*** Opening of SOURCE RECORDS ***

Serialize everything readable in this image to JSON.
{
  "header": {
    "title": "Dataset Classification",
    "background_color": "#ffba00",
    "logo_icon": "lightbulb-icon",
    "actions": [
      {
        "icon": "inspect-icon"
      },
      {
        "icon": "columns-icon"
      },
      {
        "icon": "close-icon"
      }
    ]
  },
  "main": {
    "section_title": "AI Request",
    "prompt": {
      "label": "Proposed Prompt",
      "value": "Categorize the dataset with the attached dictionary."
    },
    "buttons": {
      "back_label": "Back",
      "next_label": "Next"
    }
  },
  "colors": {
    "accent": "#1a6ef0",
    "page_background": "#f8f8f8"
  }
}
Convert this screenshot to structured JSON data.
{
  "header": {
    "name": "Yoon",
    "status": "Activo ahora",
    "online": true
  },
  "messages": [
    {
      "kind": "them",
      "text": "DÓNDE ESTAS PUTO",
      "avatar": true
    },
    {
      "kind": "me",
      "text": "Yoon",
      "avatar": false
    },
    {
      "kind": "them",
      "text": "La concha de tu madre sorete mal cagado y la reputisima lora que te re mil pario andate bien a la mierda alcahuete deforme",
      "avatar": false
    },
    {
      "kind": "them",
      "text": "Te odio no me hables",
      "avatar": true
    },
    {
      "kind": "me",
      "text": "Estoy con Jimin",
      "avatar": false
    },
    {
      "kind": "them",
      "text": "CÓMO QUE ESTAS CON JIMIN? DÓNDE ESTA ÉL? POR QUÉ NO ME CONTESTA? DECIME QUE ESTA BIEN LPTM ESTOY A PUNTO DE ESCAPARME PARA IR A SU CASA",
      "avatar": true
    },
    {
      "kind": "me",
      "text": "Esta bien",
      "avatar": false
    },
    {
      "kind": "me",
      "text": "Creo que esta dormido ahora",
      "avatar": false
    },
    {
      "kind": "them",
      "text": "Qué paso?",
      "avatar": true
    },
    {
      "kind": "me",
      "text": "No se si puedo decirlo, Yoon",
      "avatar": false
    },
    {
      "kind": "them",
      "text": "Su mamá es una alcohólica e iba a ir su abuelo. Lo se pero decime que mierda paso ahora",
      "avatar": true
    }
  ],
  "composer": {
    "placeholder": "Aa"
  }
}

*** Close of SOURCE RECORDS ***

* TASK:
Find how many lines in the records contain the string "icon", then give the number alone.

* TASK RESULT:
4